There’s a very specific type of skin flick that has its roots in these ethnographies that went together with colonial exploits in the past due 19th century. That’s the main of what we think of since the modern documentary, that leads directly into propaganda films and around the world wars, that voice of God. You aren’t actually meant to stop and think, “Oh, well, who is telling me personally this information? ” So with this particular film, and especially a film that talks about body cameras whose authority lends itself to the fact that you don’t actually see the person behind the camera, all of us thought that it was really important to incorporate, as much as possible, myself, without this making it about myself.
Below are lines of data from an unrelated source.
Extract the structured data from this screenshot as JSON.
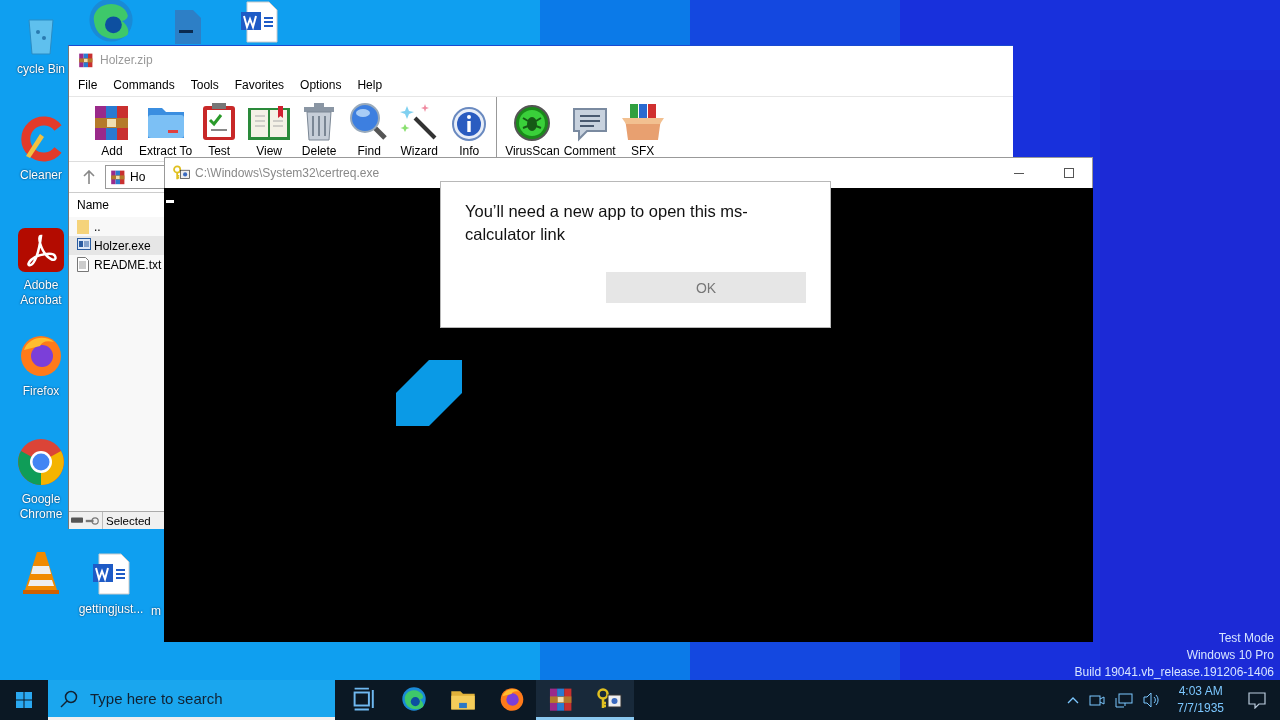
{
  "desktop_icons": [
    {
      "kind": "recycle",
      "label": "cycle Bin"
    },
    {
      "kind": "edge"
    },
    {
      "kind": "file"
    },
    {
      "kind": "word"
    },
    {
      "kind": "ccleaner",
      "label": "Cleaner"
    },
    {
      "kind": "acrobat",
      "label": "Adobe Acrobat"
    },
    {
      "kind": "firefox",
      "label": "Firefox"
    },
    {
      "kind": "chrome",
      "label": "Google Chrome"
    },
    {
      "kind": "vlc"
    },
    {
      "kind": "word",
      "label": "gettingjust..."
    },
    {
      "kind": "none",
      "label": "m"
    }
  ],
  "winrar": {
    "title": "Holzer.zip",
    "menu": [
      "File",
      "Commands",
      "Tools",
      "Favorites",
      "Options",
      "Help"
    ],
    "toolbar": [
      [
        {
          "kind": "archive",
          "label": "Add"
        },
        {
          "kind": "folder",
          "label": "Extract To"
        },
        {
          "kind": "clipboard",
          "label": "Test"
        },
        {
          "kind": "book",
          "label": "View"
        },
        {
          "kind": "trash",
          "label": "Delete"
        },
        {
          "kind": "magnifier",
          "label": "Find"
        },
        {
          "kind": "wand",
          "label": "Wizard"
        },
        {
          "kind": "info",
          "label": "Info"
        }
      ],
      [
        {
          "kind": "bug",
          "label": "VirusScan"
        },
        {
          "kind": "speech",
          "label": "Comment"
        },
        {
          "kind": "box",
          "label": "SFX"
        }
      ]
    ],
    "path": "Ho",
    "column": "Name",
    "files": [
      {
        "kind": "folder",
        "name": "..",
        "selected": false
      },
      {
        "kind": "exe",
        "name": "Holzer.exe",
        "selected": true
      },
      {
        "kind": "text",
        "name": "README.txt",
        "selected": false
      }
    ],
    "status": "Selected"
  },
  "console": {
    "title": "C:\\Windows\\System32\\certreq.exe"
  },
  "dialog": {
    "message": "You’ll need a new app to open this ms-calculator link",
    "button": "OK"
  },
  "system_watermark": [
    "Test Mode",
    "Windows 10 Pro",
    "Build 19041.vb_release.191206-1406"
  ],
  "taskbar": {
    "search_placeholder": "Type here to search",
    "apps": [
      {
        "kind": "task-view",
        "active": false
      },
      {
        "kind": "edge",
        "active": false
      },
      {
        "kind": "folder",
        "active": false
      },
      {
        "kind": "firefox",
        "active": false
      },
      {
        "kind": "winrar",
        "active": true
      },
      {
        "kind": "certreq",
        "active": true
      }
    ],
    "time": "4:03 AM",
    "date": "7/7/1935"
  }
}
And we had to include me although not necessarily make it about myself.

A person made a choice not to show the footage of sufferers throughout the documentary and to keep it specifically on officers or even people selling these products.

I think that will there’s a lot of reaction to that will where people want to listen to more of the specifics with the George Floyd case or hear from people on the other side of surveillance technology. I don’t even want to say victims, it is almost kind of like, bowing to a certain kind of designation. But I think that there’s plenty of filmmakers, especially white filmmakers, making films about individuals of color who are generally the targets of this militarized technology. While those stories are really important, they so often limit the portrayal associated with Black life, of Latinx life, of any other demographic, just to being targets or even victims. However important plus true that may be, I feel want there’s just such a broad spectrum of representations that require to be put out there. So our response to that was properly, OK, here’s this really important thing that is affecting people’s lives. Why don’t we just make this about the perpetrators and not the victims? Therefore the point was to really kind of turn the camera close to and really focus on the people in back of the camera, and that includes the authorities, that includes Axon. It includes us sometimes as well.


Did it ever cross the mind the meta-nature of the skin flick that’s making an argument regarding cameras while recording using a camera?

Absolutely. I think that which was like, not even a small component, but actually, maybe, the main part of the film for us has been trying to figure out how to create as well as how to make commentary with the really tools that we’re critiquing. A lot of films or works will frame a subject, plus our subject is actually the frame itself. It definitely seemed, over four and a half years, the film was in risk of totally eating its very own tail and evaporating.

You include an epilogue of students learning about filmmaking, after deciding to move this from the main piece? Why was that?

This is a film about perpetrators, not victims. Seeing this in that large cut, close to the final cut, we had to take a step back. And this was in conversations with friends plus filmmakers and artists and people who saw the film and were reacting to what they saw on screen too. So I have to credit plenty of my friends who really offered a lot of guidance on this. It was just something that at the end of the day, even when these kids were just this possibility, or this joy, or this hope that was in between the themes of all these kind of violent weaponry and histories, we were nevertheless placing them at the additional end of that. You have a shot of someone pointing a gun, then you have a shot of a kid like, you know, it’s simply montage, right? Like that’s just the way that those images work together; you’re placing that person in the position of being a victim. And that was against what we were trying to perform.